The Cape Ann Museum will host an exhibit of the vibrant, large scale works of Judi Rotenberg. Life-long Rockport summer resident and highly-respected gallery owner, Rotenberg has spent 40 years creating vivid, colorful floral still life paintings that capture the fragility and strength of life. Her works will be on view from April 30 to July 3.
“Judi’s work could not come at a more important time as spring returns to Cape Ann and re-awakens the region with color and hope,” Oliver Barker, Director of the Cape Ann Museum, said. “Her paintings are electric and so inspiring, and we are delighted to exhibit her joyful, beautifully-crafted works.”
Daughter of the late American Impressionist painter and longtime Cape Ann resident, Harold Rotenberg, Judi Rotenberg immersed herself in art since childhood. She earned a bachelor’s degree in fine arts from Boston University where she studied with Reed Kay and David Aaronson. Privately, she studied with Francois Gall in Paris and Henry Schwartz in Boston. On Cape Ann, Rotenberg worked with Albert Alcalay, Barbara Swan, and George Demetrios. Classically trained and accomplished at portraiture, landscapes, and still lifes, she had the honor or being selected as a copyist at the Louvre Museum in Paris in 2012-13.
Working primarily in acrylic, Rotenberg’s recent paintings are unabashedly beautiful, alive with color and motion. Each composition is vibrant and fresh and represents a new challenge for her. Her canvases are rich in detail, from the foreground and the table on which a vase and bouquet sit, through the center of the canvas with its explosion of blossoms, to the top of the composition where she often includes the view across her studio or out over Rockport Harbor.
The tradition of women artists working on Cape Ann is a strong one and through her work Rotenberg has earned a place among the most accomplished of them. Although long overshadowed by their male counterparts, women have consistently made important contributions in the field and continue to today. Many women painters have focused on still lifes, perhaps most notably Nell Blaine, but none have endowed their work with the color and power that Rotenberg has.
In connection with this special exhibition, the Cape Ann Museum is pleased to be presenting an encore of its 2019 program, Cape Ann Blossoms, May 14 and 15. Gallery talks are also planned and information on them can be found at www.capeannmuseum.org.
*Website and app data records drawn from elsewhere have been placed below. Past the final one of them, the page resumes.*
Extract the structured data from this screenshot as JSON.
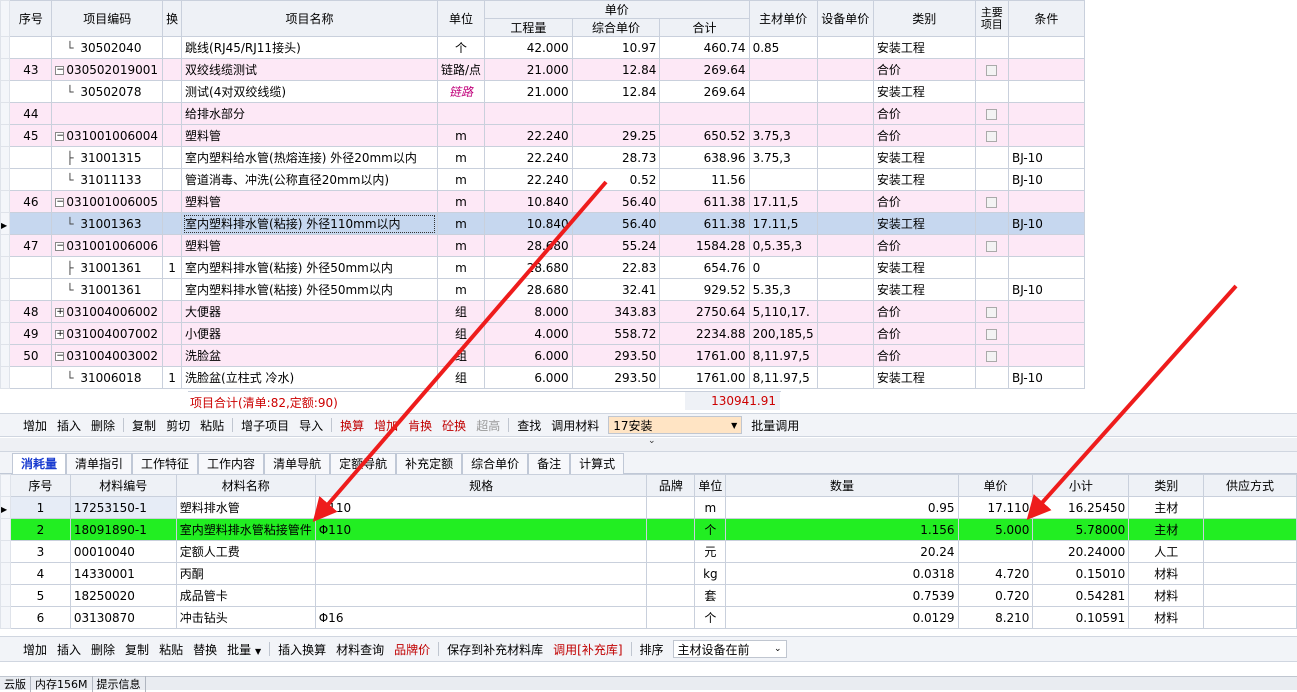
{
  "top_headers": {
    "seq": "序号",
    "code": "项目编码",
    "swap": "换",
    "name": "项目名称",
    "unit": "单位",
    "unit_price": "单价",
    "qty": "工程量",
    "comp_price": "综合单价",
    "total": "合计",
    "main_mat": "主材单价",
    "equip": "设备单价",
    "category": "类别",
    "main_item": "主要项目",
    "cond": "条件"
  },
  "top_rows": [
    {
      "seq": "",
      "code": "30502040",
      "swap": "",
      "name": "跳线(RJ45/RJ11接头)",
      "unit": "个",
      "qty": "42.000",
      "price": "10.97",
      "total": "460.74",
      "main": "0.85",
      "equip": "",
      "cat": "安装工程",
      "chk": false,
      "cond": "",
      "type": "child",
      "tree": "end"
    },
    {
      "seq": "43",
      "code": "030502019001",
      "swap": "",
      "name": "双绞线缆测试",
      "unit": "链路/点",
      "qty": "21.000",
      "price": "12.84",
      "total": "269.64",
      "main": "",
      "equip": "",
      "cat": "合价",
      "chk": true,
      "cond": "",
      "type": "parent",
      "tree": "minus"
    },
    {
      "seq": "",
      "code": "30502078",
      "swap": "",
      "name": "测试(4对双绞线缆)",
      "unit": "链路",
      "qty": "21.000",
      "price": "12.84",
      "total": "269.64",
      "main": "",
      "equip": "",
      "cat": "安装工程",
      "chk": false,
      "cond": "",
      "type": "child",
      "tree": "end",
      "unitlink": true
    },
    {
      "seq": "44",
      "code": "",
      "swap": "",
      "name": "给排水部分",
      "unit": "",
      "qty": "",
      "price": "",
      "total": "",
      "main": "",
      "equip": "",
      "cat": "合价",
      "chk": true,
      "cond": "",
      "type": "parent",
      "tree": "none"
    },
    {
      "seq": "45",
      "code": "031001006004",
      "swap": "",
      "name": "塑料管",
      "unit": "m",
      "qty": "22.240",
      "price": "29.25",
      "total": "650.52",
      "main": "3.75,3",
      "equip": "",
      "cat": "合价",
      "chk": true,
      "cond": "",
      "type": "parent",
      "tree": "minus"
    },
    {
      "seq": "",
      "code": "31001315",
      "swap": "",
      "name": "室内塑料给水管(热熔连接) 外径20mm以内",
      "unit": "m",
      "qty": "22.240",
      "price": "28.73",
      "total": "638.96",
      "main": "3.75,3",
      "equip": "",
      "cat": "安装工程",
      "chk": false,
      "cond": "BJ-10",
      "type": "child",
      "tree": "mid"
    },
    {
      "seq": "",
      "code": "31011133",
      "swap": "",
      "name": "管道消毒、冲洗(公称直径20mm以内)",
      "unit": "m",
      "qty": "22.240",
      "price": "0.52",
      "total": "11.56",
      "main": "",
      "equip": "",
      "cat": "安装工程",
      "chk": false,
      "cond": "BJ-10",
      "type": "child",
      "tree": "end"
    },
    {
      "seq": "46",
      "code": "031001006005",
      "swap": "",
      "name": "塑料管",
      "unit": "m",
      "qty": "10.840",
      "price": "56.40",
      "total": "611.38",
      "main": "17.11,5",
      "equip": "",
      "cat": "合价",
      "chk": true,
      "cond": "",
      "type": "parent",
      "tree": "minus"
    },
    {
      "seq": "",
      "code": "31001363",
      "swap": "",
      "name": "室内塑料排水管(粘接) 外径110mm以内",
      "unit": "m",
      "qty": "10.840",
      "price": "56.40",
      "total": "611.38",
      "main": "17.11,5",
      "equip": "",
      "cat": "安装工程",
      "chk": false,
      "cond": "BJ-10",
      "type": "selected",
      "tree": "end"
    },
    {
      "seq": "47",
      "code": "031001006006",
      "swap": "",
      "name": "塑料管",
      "unit": "m",
      "qty": "28.680",
      "price": "55.24",
      "total": "1584.28",
      "main": "0,5.35,3",
      "equip": "",
      "cat": "合价",
      "chk": true,
      "cond": "",
      "type": "parent",
      "tree": "minus"
    },
    {
      "seq": "",
      "code": "31001361",
      "swap": "1",
      "name": "室内塑料排水管(粘接) 外径50mm以内",
      "unit": "m",
      "qty": "28.680",
      "price": "22.83",
      "total": "654.76",
      "main": "0",
      "equip": "",
      "cat": "安装工程",
      "chk": false,
      "cond": "",
      "type": "child",
      "tree": "mid"
    },
    {
      "seq": "",
      "code": "31001361",
      "swap": "",
      "name": "室内塑料排水管(粘接) 外径50mm以内",
      "unit": "m",
      "qty": "28.680",
      "price": "32.41",
      "total": "929.52",
      "main": "5.35,3",
      "equip": "",
      "cat": "安装工程",
      "chk": false,
      "cond": "BJ-10",
      "type": "child",
      "tree": "end"
    },
    {
      "seq": "48",
      "code": "031004006002",
      "swap": "",
      "name": "大便器",
      "unit": "组",
      "qty": "8.000",
      "price": "343.83",
      "total": "2750.64",
      "main": "5,110,17.",
      "equip": "",
      "cat": "合价",
      "chk": true,
      "cond": "",
      "type": "parent",
      "tree": "plus"
    },
    {
      "seq": "49",
      "code": "031004007002",
      "swap": "",
      "name": "小便器",
      "unit": "组",
      "qty": "4.000",
      "price": "558.72",
      "total": "2234.88",
      "main": "200,185,5",
      "equip": "",
      "cat": "合价",
      "chk": true,
      "cond": "",
      "type": "parent",
      "tree": "plus"
    },
    {
      "seq": "50",
      "code": "031004003002",
      "swap": "",
      "name": "洗脸盆",
      "unit": "组",
      "qty": "6.000",
      "price": "293.50",
      "total": "1761.00",
      "main": "8,11.97,5",
      "equip": "",
      "cat": "合价",
      "chk": true,
      "cond": "",
      "type": "parent",
      "tree": "minus"
    },
    {
      "seq": "",
      "code": "31006018",
      "swap": "1",
      "name": "洗脸盆(立柱式 冷水)",
      "unit": "组",
      "qty": "6.000",
      "price": "293.50",
      "total": "1761.00",
      "main": "8,11.97,5",
      "equip": "",
      "cat": "安装工程",
      "chk": false,
      "cond": "BJ-10",
      "type": "child",
      "tree": "end"
    }
  ],
  "summary": {
    "label": "项目合计(清单:82,定额:90)",
    "total": "130941.91"
  },
  "toolbar1": {
    "items": [
      "增加",
      "插入",
      "删除",
      "复制",
      "剪切",
      "粘贴",
      "增子项目",
      "导入"
    ],
    "red_items": [
      "换算",
      "增加",
      "肯换",
      "砼换"
    ],
    "gray_item": "超高",
    "items2": [
      "查找",
      "调用材料"
    ],
    "combo_value": "17安装",
    "batch": "批量调用"
  },
  "tabs": [
    "消耗量",
    "清单指引",
    "工作特征",
    "工作内容",
    "清单导航",
    "定额导航",
    "补充定额",
    "综合单价",
    "备注",
    "计算式"
  ],
  "bottom_headers": {
    "seq": "序号",
    "code": "材料编号",
    "name": "材料名称",
    "spec": "规格",
    "brand": "品牌",
    "unit": "单位",
    "qty": "数量",
    "price": "单价",
    "subtotal": "小计",
    "cat": "类别",
    "supply": "供应方式"
  },
  "bottom_rows": [
    {
      "seq": "1",
      "code": "17253150-1",
      "name": "塑料排水管",
      "spec": "Φ110",
      "brand": "",
      "unit": "m",
      "qty": "0.95",
      "price": "17.110",
      "subtotal": "16.25450",
      "cat": "主材",
      "supply": "",
      "type": "current"
    },
    {
      "seq": "2",
      "code": "18091890-1",
      "name": "室内塑料排水管粘接管件",
      "spec": "Φ110",
      "brand": "",
      "unit": "个",
      "qty": "1.156",
      "price": "5.000",
      "subtotal": "5.78000",
      "cat": "主材",
      "supply": "",
      "type": "green"
    },
    {
      "seq": "3",
      "code": "00010040",
      "name": "定额人工费",
      "spec": "",
      "brand": "",
      "unit": "元",
      "qty": "20.24",
      "price": "",
      "subtotal": "20.24000",
      "cat": "人工",
      "supply": "",
      "type": ""
    },
    {
      "seq": "4",
      "code": "14330001",
      "name": "丙酮",
      "spec": "",
      "brand": "",
      "unit": "kg",
      "qty": "0.0318",
      "price": "4.720",
      "subtotal": "0.15010",
      "cat": "材料",
      "supply": "",
      "type": ""
    },
    {
      "seq": "5",
      "code": "18250020",
      "name": "成品管卡",
      "spec": "",
      "brand": "",
      "unit": "套",
      "qty": "0.7539",
      "price": "0.720",
      "subtotal": "0.54281",
      "cat": "材料",
      "supply": "",
      "type": ""
    },
    {
      "seq": "6",
      "code": "03130870",
      "name": "冲击钻头",
      "spec": "Φ16",
      "brand": "",
      "unit": "个",
      "qty": "0.0129",
      "price": "8.210",
      "subtotal": "0.10591",
      "cat": "材料",
      "supply": "",
      "type": ""
    }
  ],
  "toolbar2": {
    "items": [
      "增加",
      "插入",
      "删除",
      "复制",
      "粘贴",
      "替换"
    ],
    "batch": "批量",
    "items2": [
      "插入换算",
      "材料查询"
    ],
    "red1": "品牌价",
    "save": "保存到补充材料库",
    "red2": "调用[补充库]",
    "sort": "排序",
    "combo_value": "主材设备在前"
  },
  "status": {
    "a": "云版",
    "b": "内存156M",
    "c": "提示信息"
  },
  "colors": {
    "pink": "#fde8f6",
    "selected": "#c6d7ef",
    "green": "#22ee22",
    "arrow": "#ee1c1c"
  }
}
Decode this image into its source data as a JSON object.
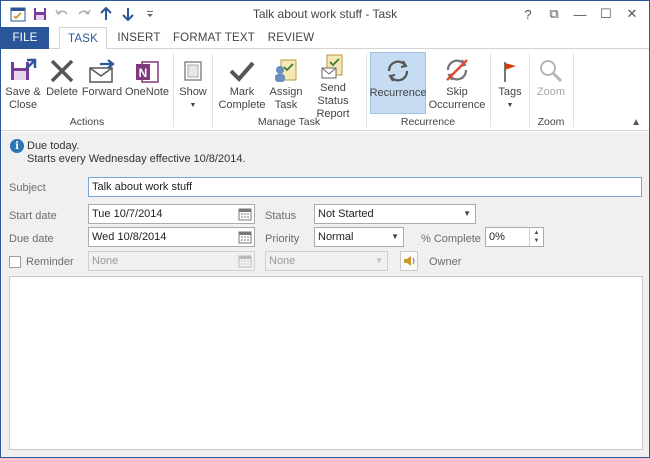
{
  "window": {
    "title": "Talk about work stuff - Task",
    "controls": {
      "help": "?",
      "restore_ribbon": "⧉",
      "minimize": "—",
      "maximize": "☐",
      "close": "✕"
    }
  },
  "quick_access": {
    "items": [
      "save-icon",
      "undo-icon",
      "redo-icon",
      "up-arrow-icon",
      "down-arrow-icon",
      "customize-icon"
    ]
  },
  "tabs": [
    {
      "label": "FILE"
    },
    {
      "label": "TASK"
    },
    {
      "label": "INSERT"
    },
    {
      "label": "FORMAT TEXT"
    },
    {
      "label": "REVIEW"
    }
  ],
  "ribbon": {
    "groups": {
      "actions": "Actions",
      "manage_task": "Manage Task",
      "recurrence": "Recurrence",
      "zoom": "Zoom"
    },
    "buttons": {
      "save_close": [
        "Save &",
        "Close"
      ],
      "delete": "Delete",
      "forward": "Forward",
      "onenote": "OneNote",
      "show": "Show",
      "mark_complete": [
        "Mark",
        "Complete"
      ],
      "assign_task": [
        "Assign",
        "Task"
      ],
      "send_status": [
        "Send Status",
        "Report"
      ],
      "recurrence": "Recurrence",
      "skip_occurrence": [
        "Skip",
        "Occurrence"
      ],
      "tags": "Tags",
      "zoom": "Zoom"
    }
  },
  "info": {
    "line1": "Due today.",
    "line2": "Starts every Wednesday effective 10/8/2014."
  },
  "form": {
    "subject_label": "Subject",
    "subject_value": "Talk about work stuff",
    "start_date_label": "Start date",
    "start_date_value": "Tue 10/7/2014",
    "due_date_label": "Due date",
    "due_date_value": "Wed 10/8/2014",
    "status_label": "Status",
    "status_value": "Not Started",
    "priority_label": "Priority",
    "priority_value": "Normal",
    "percent_label": "% Complete",
    "percent_value": "0%",
    "reminder_label": "Reminder",
    "reminder_date": "None",
    "reminder_time": "None",
    "owner_label": "Owner"
  },
  "colors": {
    "accent": "#2b579a",
    "active_button": "#c5dcf2",
    "info_icon": "#2e75b6",
    "onenote": "#80397b"
  }
}
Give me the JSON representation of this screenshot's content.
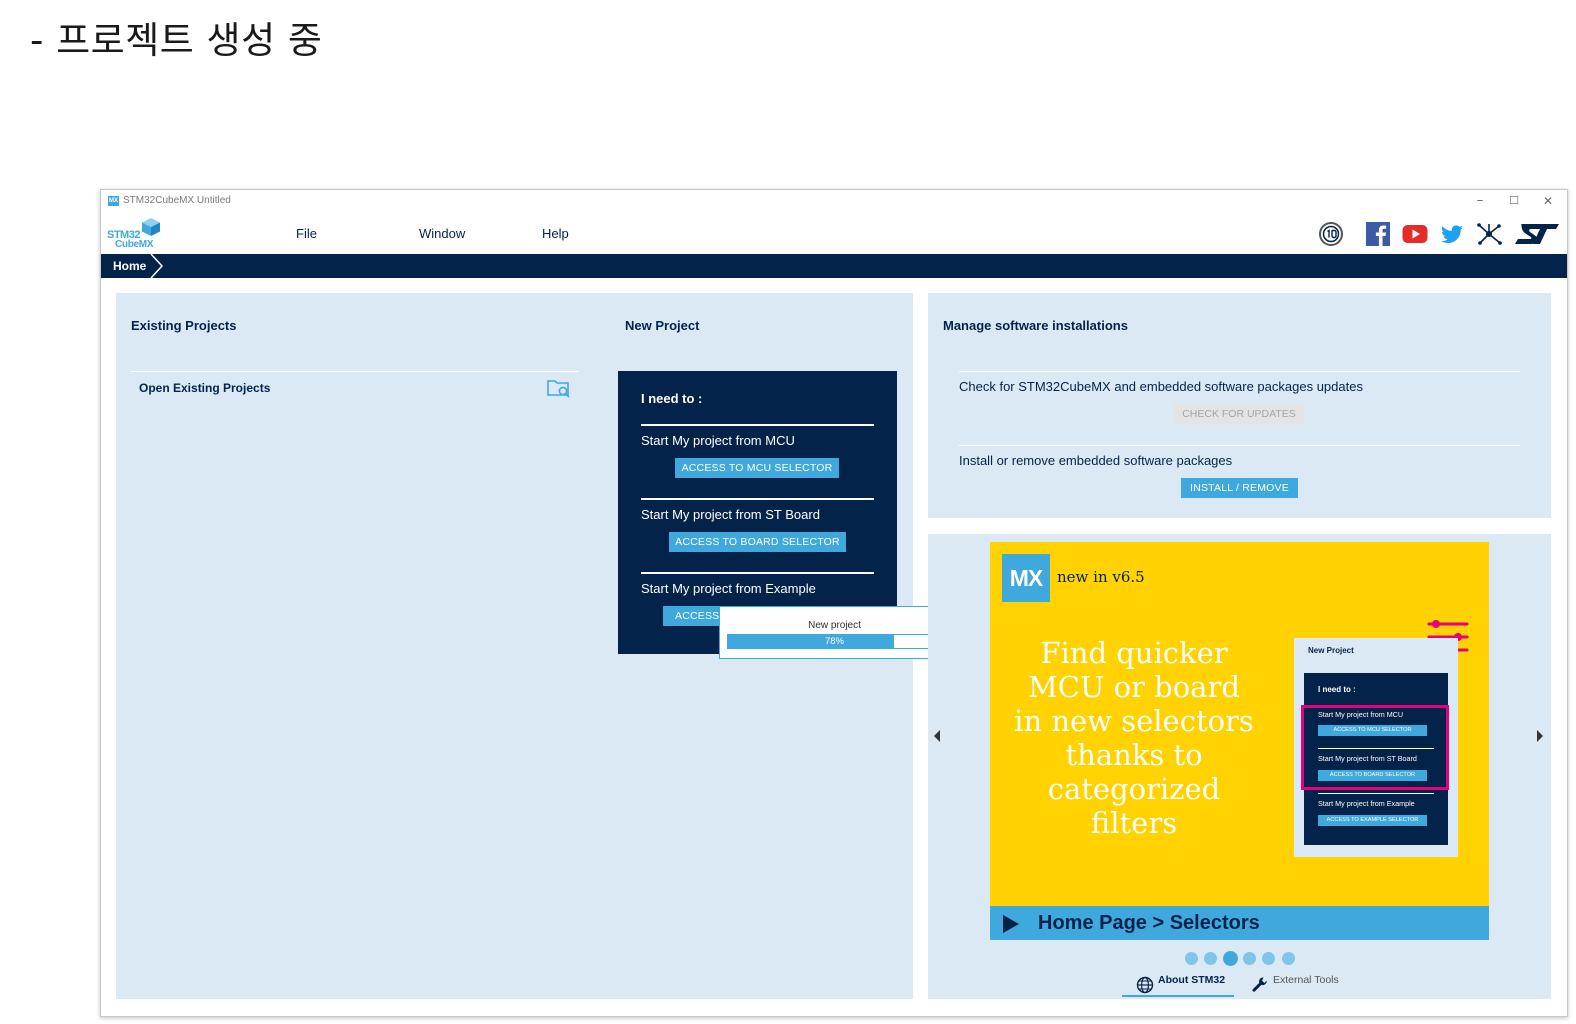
{
  "doc": {
    "heading": "- 프로젝트 생성 중"
  },
  "window": {
    "title": "STM32CubeMX Untitled",
    "app_icon_label": "MX",
    "controls": {
      "minimize": "–",
      "maximize": "☐",
      "close": "✕"
    }
  },
  "logo": {
    "line1": "STM32",
    "line2": "CubeMX"
  },
  "menu": {
    "items": [
      "File",
      "Window",
      "Help"
    ]
  },
  "social_icons": [
    "ten-year-anniversary-icon",
    "facebook-icon",
    "youtube-icon",
    "twitter-icon",
    "network-icon",
    "st-logo-icon"
  ],
  "breadcrumb": {
    "home": "Home"
  },
  "existing_projects": {
    "title": "Existing Projects",
    "open_label": "Open Existing Projects",
    "icon": "folder-search-icon"
  },
  "new_project": {
    "title": "New Project",
    "need_title": "I need to :",
    "options": [
      {
        "label": "Start My project from MCU",
        "button": "ACCESS TO MCU SELECTOR"
      },
      {
        "label": "Start My project from ST Board",
        "button": "ACCESS TO BOARD SELECTOR"
      },
      {
        "label": "Start My project from Example",
        "button": "ACCESS"
      }
    ]
  },
  "progress_dialog": {
    "label": "New project",
    "percent": 78,
    "percent_text": "78%"
  },
  "manage": {
    "title": "Manage software installations",
    "check_text": "Check for STM32CubeMX and embedded software packages updates",
    "check_button": "CHECK FOR UPDATES",
    "install_text": "Install or remove embedded software packages",
    "install_button": "INSTALL / REMOVE"
  },
  "banner": {
    "mx": "MX",
    "new_in": "new in v6.5",
    "headline": [
      "Find quicker",
      "MCU or board",
      "in new selectors",
      "thanks to",
      "categorized",
      "filters"
    ],
    "footer": "Home Page > Selectors",
    "mini": {
      "title": "New Project",
      "need": "I need to :",
      "options": [
        {
          "label": "Start My project from MCU",
          "button": "ACCESS TO MCU SELECTOR"
        },
        {
          "label": "Start My project from ST Board",
          "button": "ACCESS TO BOARD SELECTOR"
        },
        {
          "label": "Start My project from Example",
          "button": "ACCESS TO EXAMPLE SELECTOR"
        }
      ]
    },
    "dots_total": 6,
    "dots_active_index": 2,
    "colors": {
      "yellow": "#ffd200",
      "accent": "#3fa9dd",
      "navy": "#03234b",
      "magenta": "#e6007e"
    }
  },
  "bottom_tabs": {
    "about": "About STM32",
    "external": "External Tools"
  }
}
About the Museum
The Cape Ann Museum, founded in 1875, exists to preserve and celebrate the history and culture of the area and to keep it relevant to today’s audiences. Spanning 44,000 square feet, the Museum is one of the major cultural institutions on Boston’s North Shore welcoming more than 25,000 local, national, and international visitors each year to its exhibitions and programs.
In addition to fine art, the Museum’s collections include decorative art, textiles, artifacts from the maritime and granite industries, three historic homes, a Library & Archives and a sculpture park in the heart of downtown Gloucester.
In Summer 2021, the Museum opened the 12,000 square foot Janet & William Ellery James Center at the Cape Ann Museum Green. The campus also includes three historic buildings – the White-Ellery House (1710), the recently acquired Babson-Alling House (c.1740), and an adjacent Barn (c. 1740), all located on the site at the intersection of Washington and Poplar Streets in Gloucester. CAM Green will re-open in the spring.
The Cape Ann Museum is located at 27 Pleasant Street in Gloucester and is open Tuesday through Saturday, 10:00 a.m. to 5:00 p.m. and Sunday, 1:00 p.m. to 4:00 p.m. Admission is $12.00 adults, $10.00 Cape Ann residents, seniors, and students. Youth (under 18) and Museum members are free. Cape Ann residents can visit for free on the second Saturday of each month. For more information please call (978)283-0455 x110 or visit www.capeannmuseum.org.Female artist